        Yes and it is an evolved process that requires no foundation but that of evolution and biology.

        “Going to jail, or being the target of public disdain really is painful.”

        yeah sure… But for anyone right? Where is the necessity for a foundation here (beside that of society)

        “Some Atheists wish to prove that they can be moral without God”

        Of course we do, how would you like to be called immoral?! And the truth is that we can be, we are proving it everyday.

        “Some Atheists create moral theories, that even while such theories have huge holes in them, are persuasive to the person who wants to be persuaded.”

        What makes a religious moral theory immune to this claim? Personally I think that religious moral ideas (including that of a ‘foundation’ which just allows powerful people to make up whatever rules they want) are far inferior to those that have been developed under secular cultures.

        1. You say the moral law “is an evolved process that requires no foundation but that of evolution and biology.” Really?

          Then is God the source of evolution and biology? :)

  6. Atheists need to be reminded that “being good” never gets anyone to heaven.

    They just need to be asked what is the source of their choice to be good? Where do they think their desire to do ‘right’ (vs wrong) comes from? Are they just programmed by the big bang to either be good….or bad?

Leave a Reply

Fill in your details below or click an icon to log in:

WordPress.com Logo

You are commenting using your WordPress.com account. Log Out / Change )

Twitter picture

You are commenting using your Twitter account. Log Out / Change )

Facebook photo

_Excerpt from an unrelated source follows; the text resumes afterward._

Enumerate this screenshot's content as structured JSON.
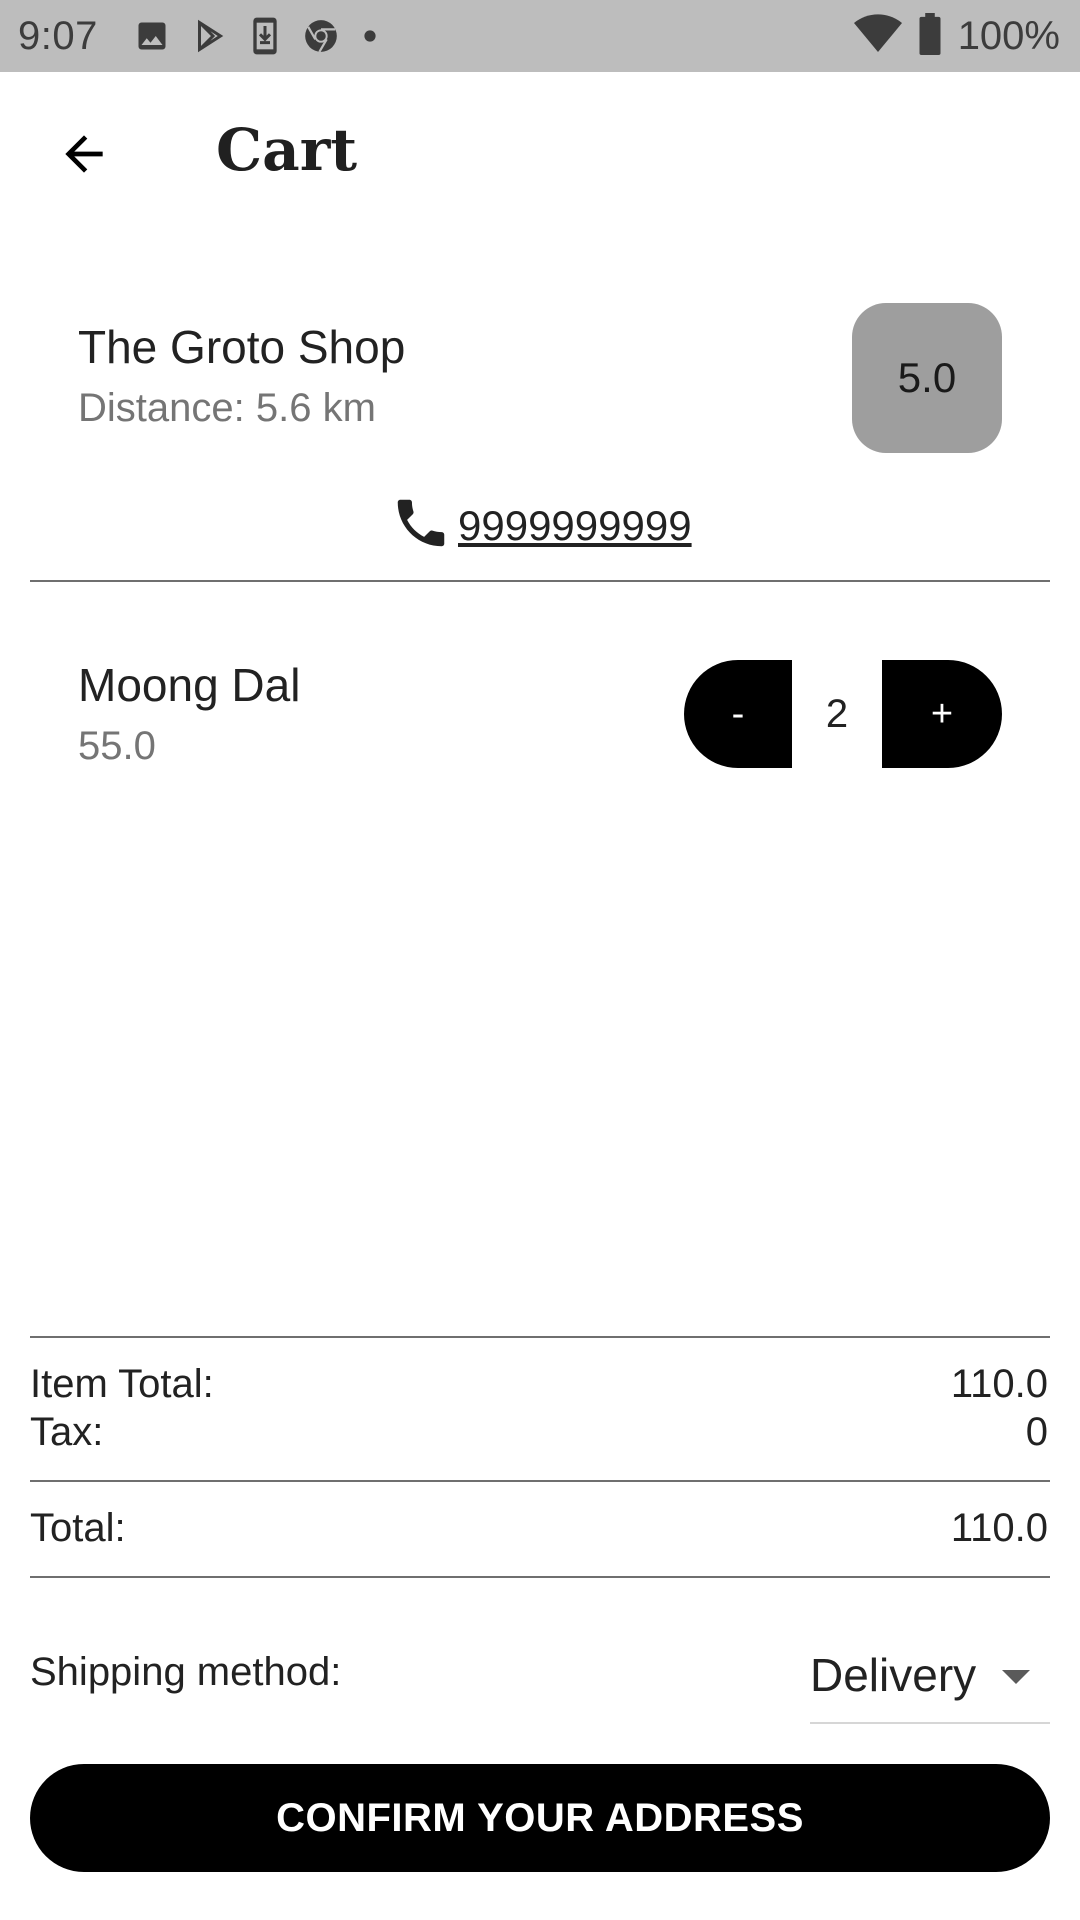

You are commenting using your Facebook account. Log Out / Change )

Google+ photo

You are commenting using your Google+ account. Log Out / Change )

Connecting to %s